▶ _Directions_: Setting aside any pictures, reproduce the data exactly.

━━━━━━

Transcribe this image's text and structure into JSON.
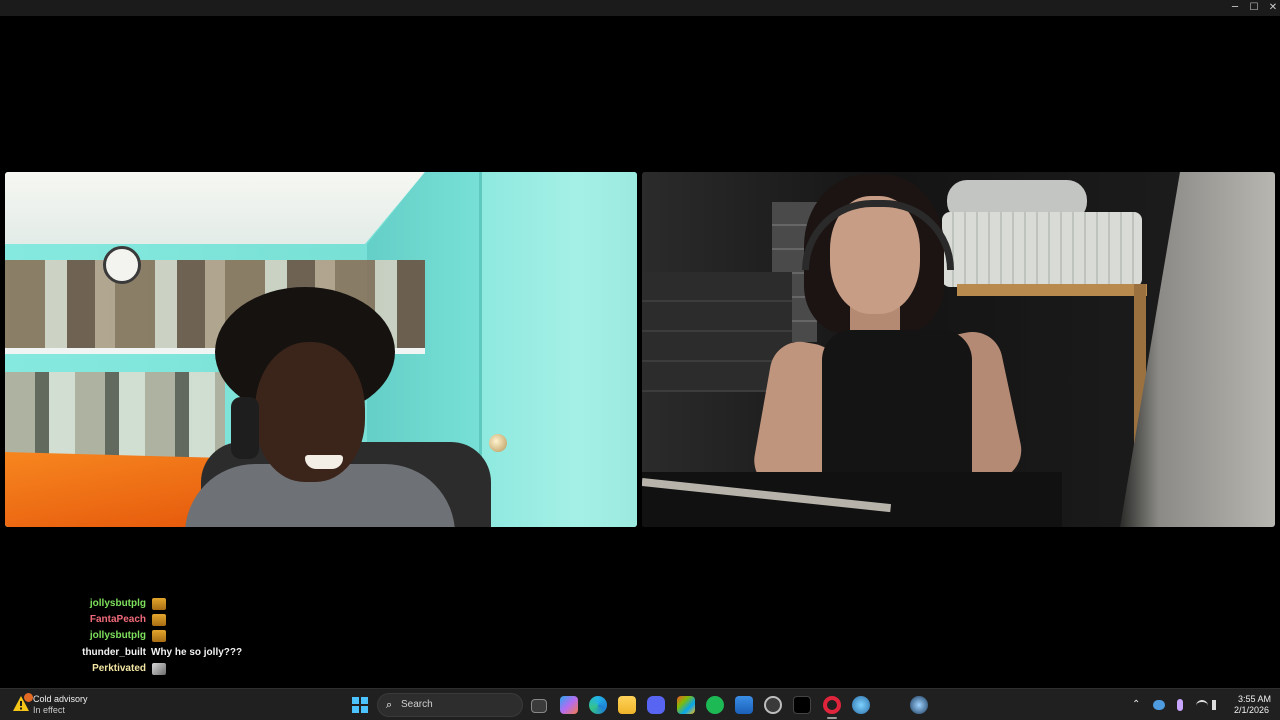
{
  "window": {
    "controls": {
      "minimize": "─",
      "maximize": "☐",
      "close": "✕"
    }
  },
  "chat": {
    "messages": [
      {
        "user": "jollysbutplg",
        "user_color": "#7ee05c",
        "text": "",
        "emote": "jolly-emote"
      },
      {
        "user": "FantaPeach",
        "user_color": "#f06a7a",
        "text": "",
        "emote": "jolly-emote"
      },
      {
        "user": "jollysbutplg",
        "user_color": "#7ee05c",
        "text": "",
        "emote": "jolly-emote"
      },
      {
        "user": "thunder_built",
        "user_color": "#f2f2f2",
        "text": "Why he so jolly???",
        "emote": ""
      },
      {
        "user": "Perktivated",
        "user_color": "#f2e6a2",
        "text": "",
        "emote": "avatar-emote"
      }
    ]
  },
  "taskbar": {
    "weather": {
      "title": "Cold advisory",
      "subtitle": "In effect",
      "badge": "2"
    },
    "search_placeholder": "Search",
    "apps": [
      "task-view",
      "copilot",
      "edge",
      "file-explorer",
      "discord",
      "microsoft-store",
      "spotify",
      "mail",
      "settings",
      "tiktok",
      "opera-gx",
      "browser",
      "steam"
    ],
    "tray": {
      "chevron": "⌃",
      "clock_time": "3:55 AM",
      "clock_date": "2/1/2026"
    }
  }
}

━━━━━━

▶ _Solved exercise_:
Transcribe this image's text and structure into JSON.
{
  "window": {
    "controls": {
      "minimize": "─",
      "maximize": "☐",
      "close": "✕"
    }
  },
  "chat": {
    "messages": [
      {
        "user": "jollysbutplg",
        "user_color": "#7ee05c",
        "text": "",
        "emote": "jolly-emote"
      },
      {
        "user": "FantaPeach",
        "user_color": "#f06a7a",
        "text": "",
        "emote": "jolly-emote"
      },
      {
        "user": "jollysbutplg",
        "user_color": "#7ee05c",
        "text": "",
        "emote": "jolly-emote"
      },
      {
        "user": "thunder_built",
        "user_color": "#f2f2f2",
        "text": "Why he so jolly???",
        "emote": ""
      },
      {
        "user": "Perktivated",
        "user_color": "#f2e6a2",
        "text": "",
        "emote": "avatar-emote"
      }
    ]
  },
  "taskbar": {
    "weather": {
      "title": "Cold advisory",
      "subtitle": "In effect",
      "badge": "2"
    },
    "search_placeholder": "Search",
    "apps": [
      "task-view",
      "copilot",
      "edge",
      "file-explorer",
      "discord",
      "microsoft-store",
      "spotify",
      "mail",
      "settings",
      "tiktok",
      "opera-gx",
      "browser",
      "steam"
    ],
    "tray": {
      "chevron": "⌃",
      "clock_time": "3:55 AM",
      "clock_date": "2/1/2026"
    }
  }
}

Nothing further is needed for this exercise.